Task directions —
Locate every line in the records below that contains the word "JSON", and copy each one.

+++++

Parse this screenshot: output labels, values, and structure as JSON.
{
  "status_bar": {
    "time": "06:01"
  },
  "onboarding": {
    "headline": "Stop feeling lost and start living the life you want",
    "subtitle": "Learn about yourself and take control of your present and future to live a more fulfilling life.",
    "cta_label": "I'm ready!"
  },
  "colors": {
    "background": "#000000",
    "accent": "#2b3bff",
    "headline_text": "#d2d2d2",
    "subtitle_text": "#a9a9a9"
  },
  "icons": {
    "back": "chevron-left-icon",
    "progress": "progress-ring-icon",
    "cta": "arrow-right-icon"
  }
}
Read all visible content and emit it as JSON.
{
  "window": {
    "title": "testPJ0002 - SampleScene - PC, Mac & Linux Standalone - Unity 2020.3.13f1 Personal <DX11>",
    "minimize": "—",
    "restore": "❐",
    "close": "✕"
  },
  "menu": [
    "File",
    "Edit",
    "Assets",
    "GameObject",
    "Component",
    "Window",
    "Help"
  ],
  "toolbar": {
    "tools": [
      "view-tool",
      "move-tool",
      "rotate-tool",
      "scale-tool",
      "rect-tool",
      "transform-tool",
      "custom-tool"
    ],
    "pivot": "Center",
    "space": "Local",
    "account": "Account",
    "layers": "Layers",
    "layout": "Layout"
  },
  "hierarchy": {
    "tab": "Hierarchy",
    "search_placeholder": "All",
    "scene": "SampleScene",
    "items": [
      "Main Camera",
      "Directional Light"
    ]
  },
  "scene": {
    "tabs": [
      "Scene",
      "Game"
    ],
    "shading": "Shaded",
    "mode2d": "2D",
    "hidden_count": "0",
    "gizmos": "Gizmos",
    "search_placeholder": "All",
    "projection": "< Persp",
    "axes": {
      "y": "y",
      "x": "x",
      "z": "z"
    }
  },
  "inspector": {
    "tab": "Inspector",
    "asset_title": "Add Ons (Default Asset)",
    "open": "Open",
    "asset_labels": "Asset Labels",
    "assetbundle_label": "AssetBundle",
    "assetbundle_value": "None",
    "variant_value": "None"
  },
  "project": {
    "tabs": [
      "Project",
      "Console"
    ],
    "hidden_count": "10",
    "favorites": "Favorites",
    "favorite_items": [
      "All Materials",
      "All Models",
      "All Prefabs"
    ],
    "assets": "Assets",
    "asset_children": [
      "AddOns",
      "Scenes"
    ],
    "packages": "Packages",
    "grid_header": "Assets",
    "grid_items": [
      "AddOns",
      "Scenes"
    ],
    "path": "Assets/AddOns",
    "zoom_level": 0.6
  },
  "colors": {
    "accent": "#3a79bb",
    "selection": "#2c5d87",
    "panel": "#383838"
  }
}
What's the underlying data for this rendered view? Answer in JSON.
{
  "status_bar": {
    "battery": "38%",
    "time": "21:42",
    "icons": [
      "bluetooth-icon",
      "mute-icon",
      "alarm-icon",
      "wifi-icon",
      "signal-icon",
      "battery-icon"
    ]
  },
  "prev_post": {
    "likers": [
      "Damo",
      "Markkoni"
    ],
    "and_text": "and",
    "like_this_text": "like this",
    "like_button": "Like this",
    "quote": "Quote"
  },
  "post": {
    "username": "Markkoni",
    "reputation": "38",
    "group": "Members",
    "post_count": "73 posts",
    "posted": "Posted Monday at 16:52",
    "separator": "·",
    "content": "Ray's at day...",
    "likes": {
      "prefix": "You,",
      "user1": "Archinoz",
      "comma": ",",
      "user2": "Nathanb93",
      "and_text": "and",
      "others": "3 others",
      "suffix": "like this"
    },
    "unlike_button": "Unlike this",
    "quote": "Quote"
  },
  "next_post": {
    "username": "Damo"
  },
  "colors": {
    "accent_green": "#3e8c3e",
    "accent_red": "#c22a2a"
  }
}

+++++

Written answer —
Parse this screenshot: output labels, values, and structure as JSON.
Read all visible content and emit it as JSON.
What's the underlying data for this rendered view? Answer in JSON.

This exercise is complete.